● Data extracted from a collection
━━━━
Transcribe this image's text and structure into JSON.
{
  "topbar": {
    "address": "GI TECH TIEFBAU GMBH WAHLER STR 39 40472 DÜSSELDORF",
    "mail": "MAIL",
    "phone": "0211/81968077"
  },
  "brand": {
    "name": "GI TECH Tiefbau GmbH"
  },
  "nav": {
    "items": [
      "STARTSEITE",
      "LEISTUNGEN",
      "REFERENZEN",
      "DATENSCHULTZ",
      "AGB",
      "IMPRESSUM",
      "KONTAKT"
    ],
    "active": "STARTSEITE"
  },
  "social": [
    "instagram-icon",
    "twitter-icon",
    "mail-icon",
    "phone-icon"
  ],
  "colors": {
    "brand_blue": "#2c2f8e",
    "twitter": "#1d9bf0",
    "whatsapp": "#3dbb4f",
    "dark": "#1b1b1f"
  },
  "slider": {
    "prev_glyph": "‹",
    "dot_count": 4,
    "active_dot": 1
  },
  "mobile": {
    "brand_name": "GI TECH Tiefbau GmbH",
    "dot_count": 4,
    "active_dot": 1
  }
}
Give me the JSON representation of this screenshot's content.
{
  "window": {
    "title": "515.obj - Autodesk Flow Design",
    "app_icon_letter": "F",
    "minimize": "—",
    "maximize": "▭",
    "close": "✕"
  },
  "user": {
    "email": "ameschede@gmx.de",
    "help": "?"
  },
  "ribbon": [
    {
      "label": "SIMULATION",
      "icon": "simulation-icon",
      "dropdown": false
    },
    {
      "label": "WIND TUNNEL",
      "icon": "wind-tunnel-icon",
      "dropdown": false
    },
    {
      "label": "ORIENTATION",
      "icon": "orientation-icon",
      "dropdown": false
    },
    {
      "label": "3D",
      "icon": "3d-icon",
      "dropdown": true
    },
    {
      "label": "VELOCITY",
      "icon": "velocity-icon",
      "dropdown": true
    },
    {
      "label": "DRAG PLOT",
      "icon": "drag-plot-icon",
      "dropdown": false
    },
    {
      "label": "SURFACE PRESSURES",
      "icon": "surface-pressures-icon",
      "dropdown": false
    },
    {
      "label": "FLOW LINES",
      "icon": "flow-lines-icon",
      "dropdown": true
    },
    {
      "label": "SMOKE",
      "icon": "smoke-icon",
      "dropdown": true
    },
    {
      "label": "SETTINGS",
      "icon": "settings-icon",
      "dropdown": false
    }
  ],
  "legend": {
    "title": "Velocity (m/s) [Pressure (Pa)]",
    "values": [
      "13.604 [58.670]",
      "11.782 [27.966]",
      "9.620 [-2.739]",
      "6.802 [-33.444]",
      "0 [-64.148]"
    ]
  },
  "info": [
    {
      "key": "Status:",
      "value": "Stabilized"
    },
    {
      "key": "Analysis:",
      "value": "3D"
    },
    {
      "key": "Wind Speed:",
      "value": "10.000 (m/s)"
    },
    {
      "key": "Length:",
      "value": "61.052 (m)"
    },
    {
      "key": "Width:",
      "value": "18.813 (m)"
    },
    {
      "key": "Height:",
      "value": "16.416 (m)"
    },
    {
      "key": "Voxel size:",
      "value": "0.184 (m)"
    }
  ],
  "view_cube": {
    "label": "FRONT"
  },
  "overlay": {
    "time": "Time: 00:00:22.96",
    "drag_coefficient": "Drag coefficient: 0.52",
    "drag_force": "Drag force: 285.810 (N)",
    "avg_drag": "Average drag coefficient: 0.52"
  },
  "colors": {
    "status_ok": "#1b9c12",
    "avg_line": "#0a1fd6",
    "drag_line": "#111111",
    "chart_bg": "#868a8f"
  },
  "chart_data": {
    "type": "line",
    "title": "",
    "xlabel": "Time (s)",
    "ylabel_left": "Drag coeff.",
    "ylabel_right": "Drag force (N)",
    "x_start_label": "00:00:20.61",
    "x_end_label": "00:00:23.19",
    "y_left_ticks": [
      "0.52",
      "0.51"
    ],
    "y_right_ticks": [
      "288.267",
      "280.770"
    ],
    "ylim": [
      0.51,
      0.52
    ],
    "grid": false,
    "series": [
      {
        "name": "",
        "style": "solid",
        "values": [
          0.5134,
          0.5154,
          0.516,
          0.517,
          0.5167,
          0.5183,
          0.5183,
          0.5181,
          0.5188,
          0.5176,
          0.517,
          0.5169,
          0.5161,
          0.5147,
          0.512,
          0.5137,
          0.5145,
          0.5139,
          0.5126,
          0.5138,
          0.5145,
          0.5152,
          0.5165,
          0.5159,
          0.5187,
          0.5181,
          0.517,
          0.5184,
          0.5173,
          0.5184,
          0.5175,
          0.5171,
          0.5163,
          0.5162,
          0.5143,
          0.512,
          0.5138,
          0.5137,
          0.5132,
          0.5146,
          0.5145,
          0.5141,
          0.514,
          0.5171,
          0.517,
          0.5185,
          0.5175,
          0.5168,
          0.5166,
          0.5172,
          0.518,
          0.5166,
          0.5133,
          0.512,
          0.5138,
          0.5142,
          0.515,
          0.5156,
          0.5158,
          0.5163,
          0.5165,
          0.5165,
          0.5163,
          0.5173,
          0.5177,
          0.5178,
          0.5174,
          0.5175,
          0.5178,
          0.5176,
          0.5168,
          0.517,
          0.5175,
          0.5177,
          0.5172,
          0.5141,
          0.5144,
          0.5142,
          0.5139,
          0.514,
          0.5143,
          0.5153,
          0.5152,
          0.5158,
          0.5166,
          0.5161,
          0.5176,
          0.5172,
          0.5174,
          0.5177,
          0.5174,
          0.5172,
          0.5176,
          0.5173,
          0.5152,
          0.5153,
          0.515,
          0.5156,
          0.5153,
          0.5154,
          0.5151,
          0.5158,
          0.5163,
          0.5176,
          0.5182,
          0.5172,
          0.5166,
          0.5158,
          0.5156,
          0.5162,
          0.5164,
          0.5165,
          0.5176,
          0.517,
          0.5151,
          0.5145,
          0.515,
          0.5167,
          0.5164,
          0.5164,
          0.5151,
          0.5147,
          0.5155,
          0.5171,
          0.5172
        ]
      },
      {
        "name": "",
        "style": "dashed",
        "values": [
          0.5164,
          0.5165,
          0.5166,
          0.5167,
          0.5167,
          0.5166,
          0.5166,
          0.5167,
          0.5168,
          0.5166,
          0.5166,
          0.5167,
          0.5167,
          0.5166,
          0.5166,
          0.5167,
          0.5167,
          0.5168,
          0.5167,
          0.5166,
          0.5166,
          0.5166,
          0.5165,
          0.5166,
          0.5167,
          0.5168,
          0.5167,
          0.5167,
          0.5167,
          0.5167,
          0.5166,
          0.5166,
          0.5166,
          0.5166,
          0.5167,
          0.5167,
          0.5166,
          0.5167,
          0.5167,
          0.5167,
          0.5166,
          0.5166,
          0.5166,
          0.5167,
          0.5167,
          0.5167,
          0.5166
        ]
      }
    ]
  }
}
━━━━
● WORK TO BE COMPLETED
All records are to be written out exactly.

● TASK RESULT
Transcribe this image's text and structure into JSON.
{
  "topbar": {
    "address": "GI TECH TIEFBAU GMBH WAHLER STR 39 40472 DÜSSELDORF",
    "mail": "MAIL",
    "phone": "0211/81968077"
  },
  "brand": {
    "name": "GI TECH Tiefbau GmbH"
  },
  "nav": {
    "items": [
      "STARTSEITE",
      "LEISTUNGEN",
      "REFERENZEN",
      "DATENSCHULTZ",
      "AGB",
      "IMPRESSUM",
      "KONTAKT"
    ],
    "active": "STARTSEITE"
  },
  "social": [
    "instagram-icon",
    "twitter-icon",
    "mail-icon",
    "phone-icon"
  ],
  "colors": {
    "brand_blue": "#2c2f8e",
    "twitter": "#1d9bf0",
    "whatsapp": "#3dbb4f",
    "dark": "#1b1b1f"
  },
  "slider": {
    "prev_glyph": "‹",
    "dot_count": 4,
    "active_dot": 1
  },
  "mobile": {
    "brand_name": "GI TECH Tiefbau GmbH",
    "dot_count": 4,
    "active_dot": 1
  }
}
Give me the JSON representation of this screenshot's content.
{
  "window": {
    "title": "515.obj - Autodesk Flow Design",
    "app_icon_letter": "F",
    "minimize": "—",
    "maximize": "▭",
    "close": "✕"
  },
  "user": {
    "email": "ameschede@gmx.de",
    "help": "?"
  },
  "ribbon": [
    {
      "label": "SIMULATION",
      "icon": "simulation-icon",
      "dropdown": false
    },
    {
      "label": "WIND TUNNEL",
      "icon": "wind-tunnel-icon",
      "dropdown": false
    },
    {
      "label": "ORIENTATION",
      "icon": "orientation-icon",
      "dropdown": false
    },
    {
      "label": "3D",
      "icon": "3d-icon",
      "dropdown": true
    },
    {
      "label": "VELOCITY",
      "icon": "velocity-icon",
      "dropdown": true
    },
    {
      "label": "DRAG PLOT",
      "icon": "drag-plot-icon",
      "dropdown": false
    },
    {
      "label": "SURFACE PRESSURES",
      "icon": "surface-pressures-icon",
      "dropdown": false
    },
    {
      "label": "FLOW LINES",
      "icon": "flow-lines-icon",
      "dropdown": true
    },
    {
      "label": "SMOKE",
      "icon": "smoke-icon",
      "dropdown": true
    },
    {
      "label": "SETTINGS",
      "icon": "settings-icon",
      "dropdown": false
    }
  ],
  "legend": {
    "title": "Velocity (m/s) [Pressure (Pa)]",
    "values": [
      "13.604 [58.670]",
      "11.782 [27.966]",
      "9.620 [-2.739]",
      "6.802 [-33.444]",
      "0 [-64.148]"
    ]
  },
  "info": [
    {
      "key": "Status:",
      "value": "Stabilized"
    },
    {
      "key": "Analysis:",
      "value": "3D"
    },
    {
      "key": "Wind Speed:",
      "value": "10.000 (m/s)"
    },
    {
      "key": "Length:",
      "value": "61.052 (m)"
    },
    {
      "key": "Width:",
      "value": "18.813 (m)"
    },
    {
      "key": "Height:",
      "value": "16.416 (m)"
    },
    {
      "key": "Voxel size:",
      "value": "0.184 (m)"
    }
  ],
  "view_cube": {
    "label": "FRONT"
  },
  "overlay": {
    "time": "Time: 00:00:22.96",
    "drag_coefficient": "Drag coefficient: 0.52",
    "drag_force": "Drag force: 285.810 (N)",
    "avg_drag": "Average drag coefficient: 0.52"
  },
  "colors": {
    "status_ok": "#1b9c12",
    "avg_line": "#0a1fd6",
    "drag_line": "#111111",
    "chart_bg": "#868a8f"
  },
  "chart_data": {
    "type": "line",
    "title": "",
    "xlabel": "Time (s)",
    "ylabel_left": "Drag coeff.",
    "ylabel_right": "Drag force (N)",
    "x_start_label": "00:00:20.61",
    "x_end_label": "00:00:23.19",
    "y_left_ticks": [
      "0.52",
      "0.51"
    ],
    "y_right_ticks": [
      "288.267",
      "280.770"
    ],
    "ylim": [
      0.51,
      0.52
    ],
    "grid": false,
    "series": [
      {
        "name": "",
        "style": "solid",
        "values": [
          0.5134,
          0.5154,
          0.516,
          0.517,
          0.5167,
          0.5183,
          0.5183,
          0.5181,
          0.5188,
          0.5176,
          0.517,
          0.5169,
          0.5161,
          0.5147,
          0.512,
          0.5137,
          0.5145,
          0.5139,
          0.5126,
          0.5138,
          0.5145,
          0.5152,
          0.5165,
          0.5159,
          0.5187,
          0.5181,
          0.517,
          0.5184,
          0.5173,
          0.5184,
          0.5175,
          0.5171,
          0.5163,
          0.5162,
          0.5143,
          0.512,
          0.5138,
          0.5137,
          0.5132,
          0.5146,
          0.5145,
          0.5141,
          0.514,
          0.5171,
          0.517,
          0.5185,
          0.5175,
          0.5168,
          0.5166,
          0.5172,
          0.518,
          0.5166,
          0.5133,
          0.512,
          0.5138,
          0.5142,
          0.515,
          0.5156,
          0.5158,
          0.5163,
          0.5165,
          0.5165,
          0.5163,
          0.5173,
          0.5177,
          0.5178,
          0.5174,
          0.5175,
          0.5178,
          0.5176,
          0.5168,
          0.517,
          0.5175,
          0.5177,
          0.5172,
          0.5141,
          0.5144,
          0.5142,
          0.5139,
          0.514,
          0.5143,
          0.5153,
          0.5152,
          0.5158,
          0.5166,
          0.5161,
          0.5176,
          0.5172,
          0.5174,
          0.5177,
          0.5174,
          0.5172,
          0.5176,
          0.5173,
          0.5152,
          0.5153,
          0.515,
          0.5156,
          0.5153,
          0.5154,
          0.5151,
          0.5158,
          0.5163,
          0.5176,
          0.5182,
          0.5172,
          0.5166,
          0.5158,
          0.5156,
          0.5162,
          0.5164,
          0.5165,
          0.5176,
          0.517,
          0.5151,
          0.5145,
          0.515,
          0.5167,
          0.5164,
          0.5164,
          0.5151,
          0.5147,
          0.5155,
          0.5171,
          0.5172
        ]
      },
      {
        "name": "",
        "style": "dashed",
        "values": [
          0.5164,
          0.5165,
          0.5166,
          0.5167,
          0.5167,
          0.5166,
          0.5166,
          0.5167,
          0.5168,
          0.5166,
          0.5166,
          0.5167,
          0.5167,
          0.5166,
          0.5166,
          0.5167,
          0.5167,
          0.5168,
          0.5167,
          0.5166,
          0.5166,
          0.5166,
          0.5165,
          0.5166,
          0.5167,
          0.5168,
          0.5167,
          0.5167,
          0.5167,
          0.5167,
          0.5166,
          0.5166,
          0.5166,
          0.5166,
          0.5167,
          0.5167,
          0.5166,
          0.5167,
          0.5167,
          0.5167,
          0.5166,
          0.5166,
          0.5166,
          0.5167,
          0.5167,
          0.5167,
          0.5166
        ]
      }
    ]
  }
}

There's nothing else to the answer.